Check each line of the material, and show the ones that include the word "AliveChat".

◆ ◆ ◆ ◆

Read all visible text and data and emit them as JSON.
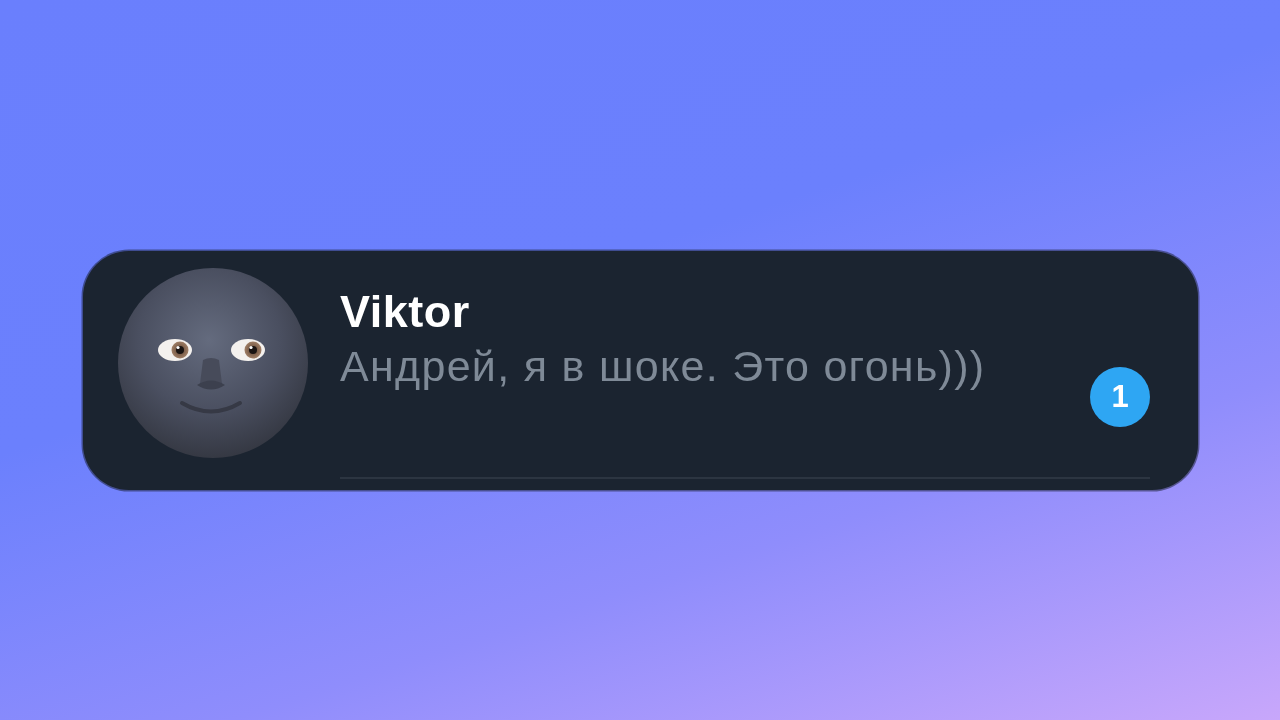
{
  "chats": [
    {
      "name": "Viktor",
      "message": "Андрей, я в шоке. Это огонь)))",
      "unread_count": "1"
    }
  ]
}
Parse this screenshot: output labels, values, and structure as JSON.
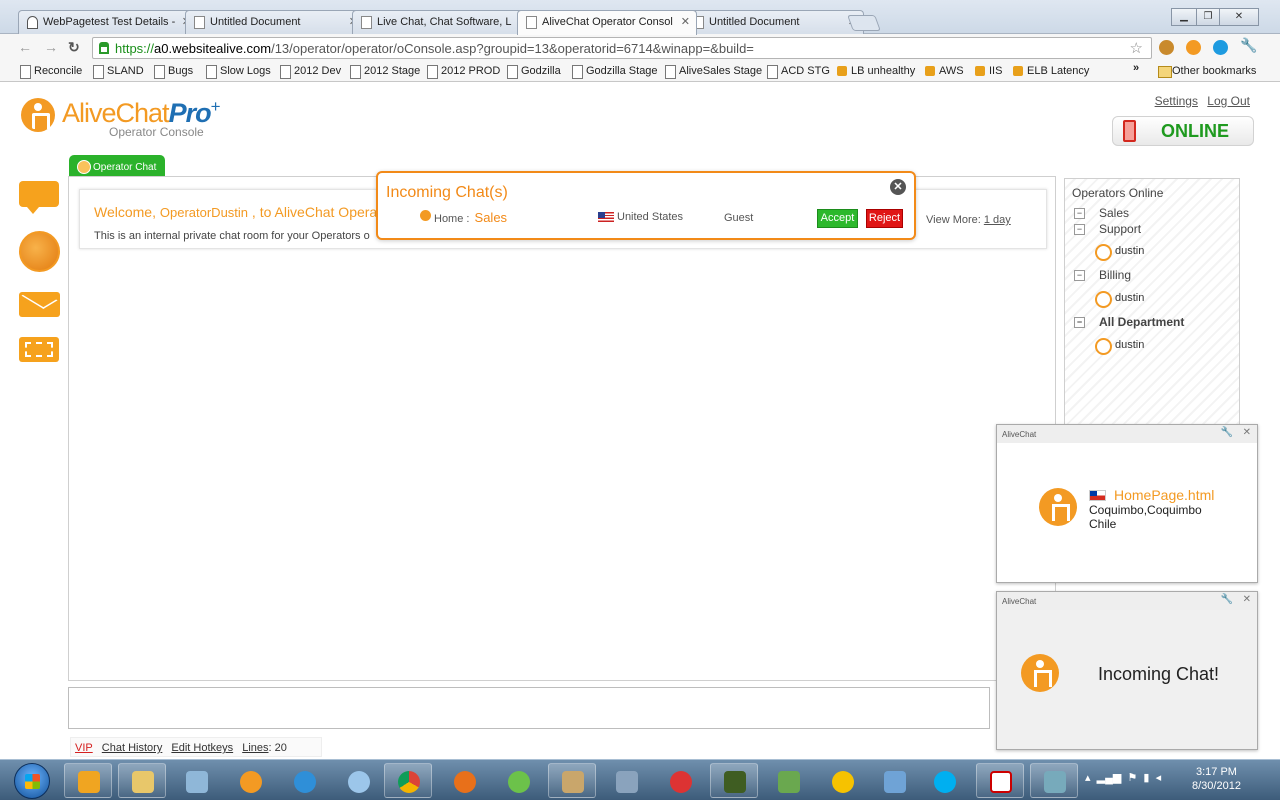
{
  "browser": {
    "tabs": [
      {
        "label": "WebPagetest Test Details -"
      },
      {
        "label": "Untitled Document"
      },
      {
        "label": "Live Chat, Chat Software, L"
      },
      {
        "label": "AliveChat Operator Consol"
      },
      {
        "label": "Untitled Document"
      }
    ],
    "url_scheme": "https://",
    "url_host": "a0.websitealive.com",
    "url_path": "/13/operator/operator/oConsole.asp?groupid=13&operatorid=6714&winapp=&build=",
    "bookmarks": [
      "Reconcile",
      "SLAND",
      "Bugs",
      "Slow Logs",
      "2012 Dev",
      "2012 Stage",
      "2012 PROD",
      "Godzilla",
      "Godzilla Stage",
      "AliveSales Stage",
      "ACD STG",
      "LB unhealthy",
      "AWS",
      "IIS",
      "ELB Latency"
    ],
    "other_bookmarks": "Other bookmarks",
    "bookmarks_overflow": "»"
  },
  "app": {
    "brand_main": "AliveChat",
    "brand_pro": "Pro",
    "brand_plus": "+",
    "brand_sub": "Operator Console",
    "settings_link": "Settings",
    "logout_link": "Log Out",
    "status": "ONLINE",
    "chat_tab": "Operator Chat",
    "welcome_prefix": "Welcome,",
    "welcome_name": "OperatorDustin",
    "welcome_suffix": ", to AliveChat Opera",
    "welcome_desc": "This is an internal private chat room for your Operators o",
    "view_more_label": "View More:",
    "view_more_link": "1 day",
    "bottom_links": {
      "vip": "VIP",
      "chat_history": "Chat History",
      "edit_hotkeys": "Edit Hotkeys",
      "lines_label": "Lines",
      "lines_value": ": 20"
    }
  },
  "operators": {
    "title": "Operators Online",
    "departments": [
      {
        "name": "Sales",
        "operators": []
      },
      {
        "name": "Support",
        "operators": [
          "dustin"
        ]
      },
      {
        "name": "Billing",
        "operators": [
          "dustin"
        ]
      },
      {
        "name": "All Department",
        "operators": [
          "dustin"
        ]
      }
    ]
  },
  "incoming": {
    "title": "Incoming Chat(s)",
    "home_label": "Home :",
    "department": "Sales",
    "country": "United States",
    "visitor": "Guest",
    "accept": "Accept",
    "reject": "Reject"
  },
  "notifications": [
    {
      "app": "AliveChat",
      "page": "HomePage.html",
      "location": "Coquimbo,Coquimbo",
      "country": "Chile"
    },
    {
      "app": "AliveChat",
      "message": "Incoming Chat!"
    }
  ],
  "taskbar": {
    "time": "3:17 PM",
    "date": "8/30/2012"
  },
  "colors": {
    "brand_orange": "#f39a23",
    "brand_blue": "#1f6fb3",
    "online_green": "#1f9a1f",
    "accept_green": "#2cb82c",
    "reject_red": "#e01515"
  }
}
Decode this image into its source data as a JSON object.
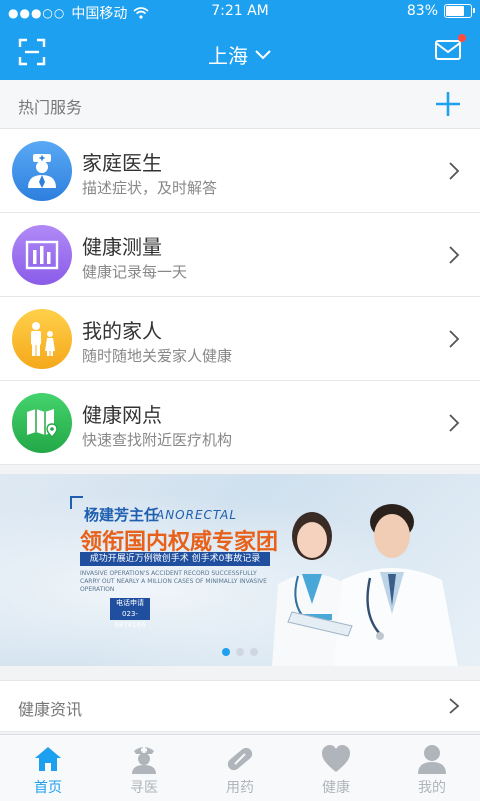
{
  "status_bar": {
    "carrier": "中国移动",
    "time": "7:21 AM",
    "battery": "83%",
    "battery_level": 0.83
  },
  "header": {
    "city": "上海",
    "icons": [
      "scan-icon",
      "chevron-down-icon",
      "mail-icon"
    ]
  },
  "hot_services": {
    "title": "热门服务",
    "add_icon": "plus-icon"
  },
  "services": [
    {
      "name": "家庭医生",
      "desc": "描述症状，及时解答",
      "icon": "doctor-icon",
      "color": "#3d8fe8"
    },
    {
      "name": "健康测量",
      "desc": "健康记录每一天",
      "icon": "chart-icon",
      "color": "#9b6ff0"
    },
    {
      "name": "我的家人",
      "desc": "随时随地关爱家人健康",
      "icon": "family-icon",
      "color": "#f5b82a"
    },
    {
      "name": "健康网点",
      "desc": "快速查找附近医疗机构",
      "icon": "map-icon",
      "color": "#2fbf57"
    }
  ],
  "banner": {
    "doctor_name": "杨建芳主任",
    "english_title": "ANORECTAL",
    "headline": "领衔国内权威专家团",
    "stripe_text": "成功开展近万例微创手术 创手术0事故记录",
    "small_text": "INVASIVE OPERATION'S ACCIDENT RECORD SUCCESSFULLY CARRY OUT NEARLY A MILLION CASES OF MINIMALLY INVASIVE OPERATION",
    "phone_label": "电话申请",
    "phone_number": "023-6878166",
    "pager_count": 3,
    "pager_active": 0
  },
  "news": {
    "title": "健康资讯"
  },
  "tabbar": [
    {
      "label": "首页",
      "icon": "home-icon",
      "active": true
    },
    {
      "label": "寻医",
      "icon": "nurse-icon",
      "active": false
    },
    {
      "label": "用药",
      "icon": "pill-icon",
      "active": false
    },
    {
      "label": "健康",
      "icon": "heart-icon",
      "active": false
    },
    {
      "label": "我的",
      "icon": "user-icon",
      "active": false
    }
  ],
  "colors": {
    "accent": "#1ea0f0",
    "tab_inactive": "#b0b5bb",
    "banner_orange": "#e8611a",
    "badge_red": "#ff4b3e"
  }
}
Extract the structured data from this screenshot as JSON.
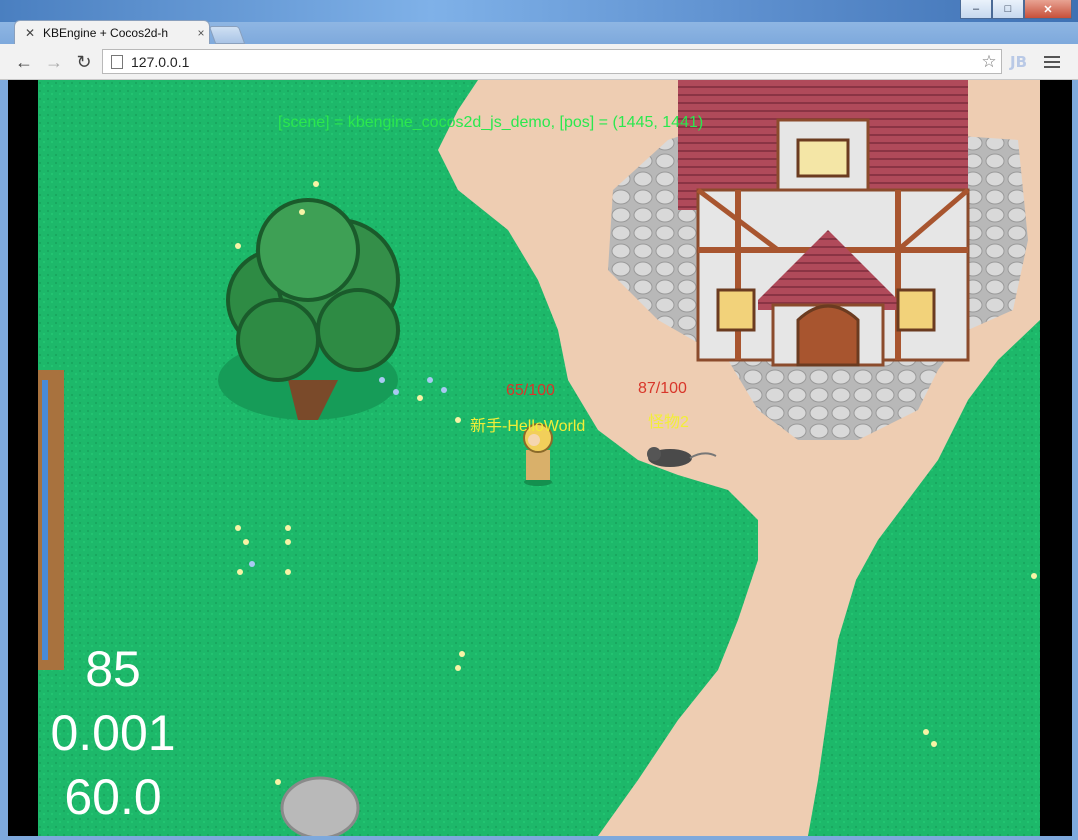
{
  "browser": {
    "tab_title": "KBEngine + Cocos2d-h",
    "tab_close": "×",
    "url": "127.0.0.1",
    "window_controls": {
      "minimize": "–",
      "maximize": "□",
      "close": "✕"
    },
    "extension_label": "JB"
  },
  "game": {
    "scene_info": "[scene] = kbengine_cocos2d_js_demo, [pos] = (1445, 1441)",
    "player": {
      "hp": "65/100",
      "name": "新手-HelloWorld"
    },
    "monster": {
      "hp": "87/100",
      "name": "怪物2"
    },
    "stats": {
      "draw_calls": "85",
      "frame_time": "0.001",
      "fps": "60.0"
    }
  },
  "colors": {
    "grass": "#1db86a",
    "path": "#eecdb2",
    "stone": "#c9c9c9",
    "scene_text": "#2be84e",
    "hp_text": "#d8362a",
    "name_text": "#f2ee38"
  }
}
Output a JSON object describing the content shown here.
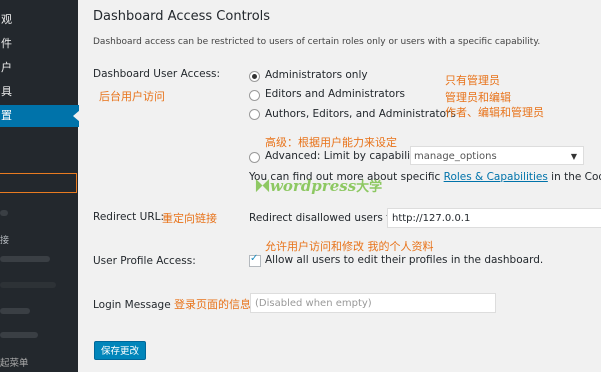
{
  "sidebar": {
    "items": [
      {
        "label": "观"
      },
      {
        "label": "件"
      },
      {
        "label": "户"
      },
      {
        "label": "具"
      },
      {
        "label": "置"
      }
    ],
    "sub_items": [
      {
        "label": "接"
      },
      {
        "label": "起菜单"
      }
    ]
  },
  "page": {
    "heading": "Dashboard Access Controls",
    "description": "Dashboard access can be restricted to users of certain roles only or users with a specific capability."
  },
  "access": {
    "label": "Dashboard User Access:",
    "label_note": "后台用户访问",
    "options": [
      {
        "label": "Administrators only",
        "selected": true
      },
      {
        "label": "Editors and Administrators",
        "selected": false
      },
      {
        "label": "Authors, Editors, and Administrators",
        "selected": false
      },
      {
        "label": "Advanced: Limit by capability:",
        "selected": false
      }
    ],
    "notes": [
      "只有管理员",
      "管理员和编辑",
      "作者、编辑和管理员"
    ],
    "advanced_note": "高级：根据用户能力来设定",
    "capability_value": "manage_options",
    "help_prefix": "You can find out more about specific ",
    "help_link": "Roles & Capabilities",
    "help_suffix": " in the Codex."
  },
  "watermark": {
    "text": "wordpress",
    "cn": "大学"
  },
  "redirect": {
    "label": "Redirect URL:",
    "label_note": "重定向链接",
    "field_label": "Redirect disallowed users to:",
    "value": "http://127.0.0.1"
  },
  "profile": {
    "label": "User Profile Access:",
    "note": "允许用户访问和修改 我的个人资料",
    "checkbox_label": "Allow all users to edit their profiles in the dashboard.",
    "checked": true
  },
  "login": {
    "label": "Login Message",
    "label_note": "登录页面的信息",
    "placeholder": "(Disabled when empty)"
  },
  "save_button": "保存更改",
  "colors": {
    "accent": "#0073aa",
    "annotation": "#e8731a",
    "sidebar": "#23282d"
  }
}
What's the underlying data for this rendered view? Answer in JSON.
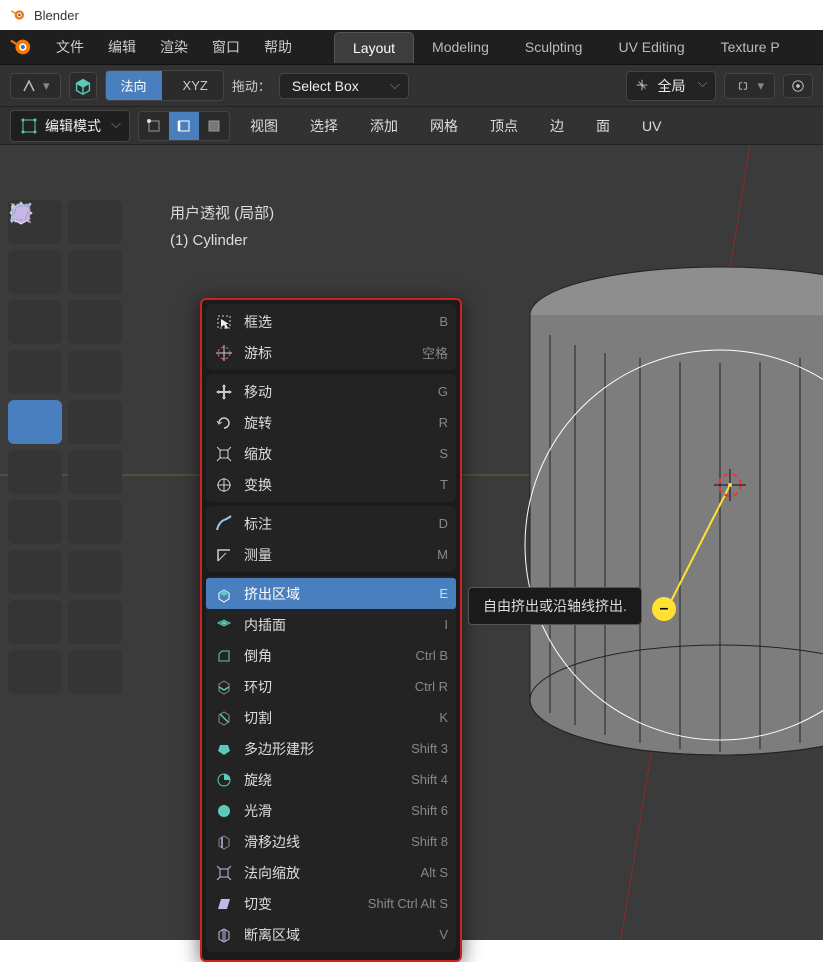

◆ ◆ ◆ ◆

OUTPUT FOR THIS EXERCISE:
        "label": "AliveChat Operator Consol"
    "brand_main": "AliveChat",
    "welcome_suffix": ", to AliveChat Opera",
      "app": "AliveChat",
      "app": "AliveChat",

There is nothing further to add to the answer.